Louisville Mayor names Yvette Gentry as new interim Chief of LMPD
Louisville Mayor Greg Fischer announced today that interim LMPD Chief Rob Schroeder is retiring from the department, and former LMPD Deputy Chief Yvette Gentry has agreed to serve in the interim role until a new permanent Chief is installed.
Gentry retired from LMPD in 2014 after serving more than 20 years in investigations, strategic planning, budgeting and patrol; she became deputy chief in 2011. A year later, Mayor Fischer named her as the city’s Chief of Community Building, a role she held until 2017. Gentry is taking a leave of absence from her current roles in philanthropy at the Rajon Rondo Foundation and Metro United Way to serve until a permanent LMPD Chief is in place.
Gentry, who will be the first female to ever lead the LMPD in its 200-plus year history, did not apply for the permanent chief position and said she has no interest in serving longer than it takes to give a new chief a successful transition period.
“I am taking a pause from positions that have provided me time to heal and enjoy my family,” Gentry said. “I am returning to the high-stress law-enforcement field in large part to help lead a call to action for those willing to do the work it takes to heal our city – and provide truth so we can have reconciliation, and create a system of justice rooted in equity.”
The Mayor noted that Chief Schroeder had agreed to take the interim role for four months, and is moving on to prioritize his family and his health, and complete his doctorate.
“Many, many thanks to Chief Schroeder for stepping in during a tumultuous time for our city,” Mayor Fischer said. “Rob came into this role as a reformer and innovator, having led the implementation of police body cameras and the creation of the Real Time Crime Center, and continued that path of reform as interim Chief – helping implement Breonna’s Law, new rules on duty to intervene, restrictions on use of force and tear gas, and moving to more quickly clear a backlog of internal investigations.
“I greatly appreciate Rob’s commitment to our city,” the Mayor added, “and I know some city will be very lucky to have him as police chief when he is ready to pursue that role on a permanent basis.”
Chief Schroeder said: “I am grateful to have had this opportunity to serve the city and the police department that I love. I am deeply proud of the men and women of LMPD, and how committed they are to keeping our city and our residents safe.”
The Mayor said he’s also deeply appreciative of Gentry’s willingness to take on this interim role.
“Yvette brings the unparalleled experience and strong community relationships needed to lead LMPD until a permanent Chief is in place,” the Mayor said, “and she is passionate about working to help her city address systemic racism and reimagine public safety. She has never been shy about offering her advice, and I look forward to having her on the team as we move forward in selecting a permanent Chief.”
Gentry will report on Sept. 14th and will work with Chief Schroeder to ensure a smooth transition before his retirement begins on Oct. 1 and she becomes interim Chief.

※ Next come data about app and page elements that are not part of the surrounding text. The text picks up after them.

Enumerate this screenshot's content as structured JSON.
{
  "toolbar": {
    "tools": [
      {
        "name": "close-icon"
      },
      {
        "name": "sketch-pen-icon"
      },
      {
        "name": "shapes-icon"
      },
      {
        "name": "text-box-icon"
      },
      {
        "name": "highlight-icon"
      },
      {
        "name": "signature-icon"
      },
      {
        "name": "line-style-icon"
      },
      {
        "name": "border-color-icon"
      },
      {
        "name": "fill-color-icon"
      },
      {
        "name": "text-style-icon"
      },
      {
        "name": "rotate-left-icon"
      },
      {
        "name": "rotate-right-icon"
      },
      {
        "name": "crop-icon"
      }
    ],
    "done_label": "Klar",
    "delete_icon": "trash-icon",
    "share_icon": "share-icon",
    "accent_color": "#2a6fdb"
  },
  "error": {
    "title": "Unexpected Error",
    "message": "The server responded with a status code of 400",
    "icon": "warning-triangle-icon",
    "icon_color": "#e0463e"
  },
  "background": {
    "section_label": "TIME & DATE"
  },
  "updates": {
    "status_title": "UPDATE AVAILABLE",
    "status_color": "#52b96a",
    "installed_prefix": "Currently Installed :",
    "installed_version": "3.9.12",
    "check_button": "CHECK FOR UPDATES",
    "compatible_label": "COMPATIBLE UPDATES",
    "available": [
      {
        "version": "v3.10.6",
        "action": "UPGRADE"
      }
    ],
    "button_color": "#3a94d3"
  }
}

The Mayor noted today that more than 20 people applied by the Aug. 31 application deadline for the permanent Chief role, and “we continue to follow the process that we laid out earlier this summer for selecting a new chief, which began with community engagement.”
The search is being conducted by the Police Executive Research Forum (PERF), a non-profit Washington, D.C.-based police research organization acclaimed for guiding cities across the country on issues such as reducing police use of force; developing community policing and problem-oriented policing; using technology to deliver police services to the community; and evaluating crime reduction strategies. For 30 years, PERF has identified the most skilled professionals in the field and assisted cities in recruiting and selecting well-qualified candidates.
Before posting the job description and soliciting applications, the city and PERF received input from more than 10,000 people who responded to an online survey about qualities a new chief should have, as well as input that came through nearly two dozen listening sessions with focus groups throughout the community. These meetings, held both in person and virtually, included a variety of constituencies: Metro Council and other elected officials, the business community, faith leaders, the international community, activist groups, LMPD, and others.
Next steps in the hiring process include working with PERF to review, vet and sort the applicants, based on how their qualifications line up with those that the community helped create. A small group will then convene to review the list, narrow it, conduct interviews, and identify top candidates who appear best suited to lead the LMPD. That process will also involve the community and LMPD by incorporating the input previously collected, as well as an opportunity to ask questions of the candidates. Anyone interested in suggesting interview questions can email them to:LouisvilleChiefQuestions@policeforum.org.
Mayor Fischer is expected to name the new permanent Chief by the end of the year.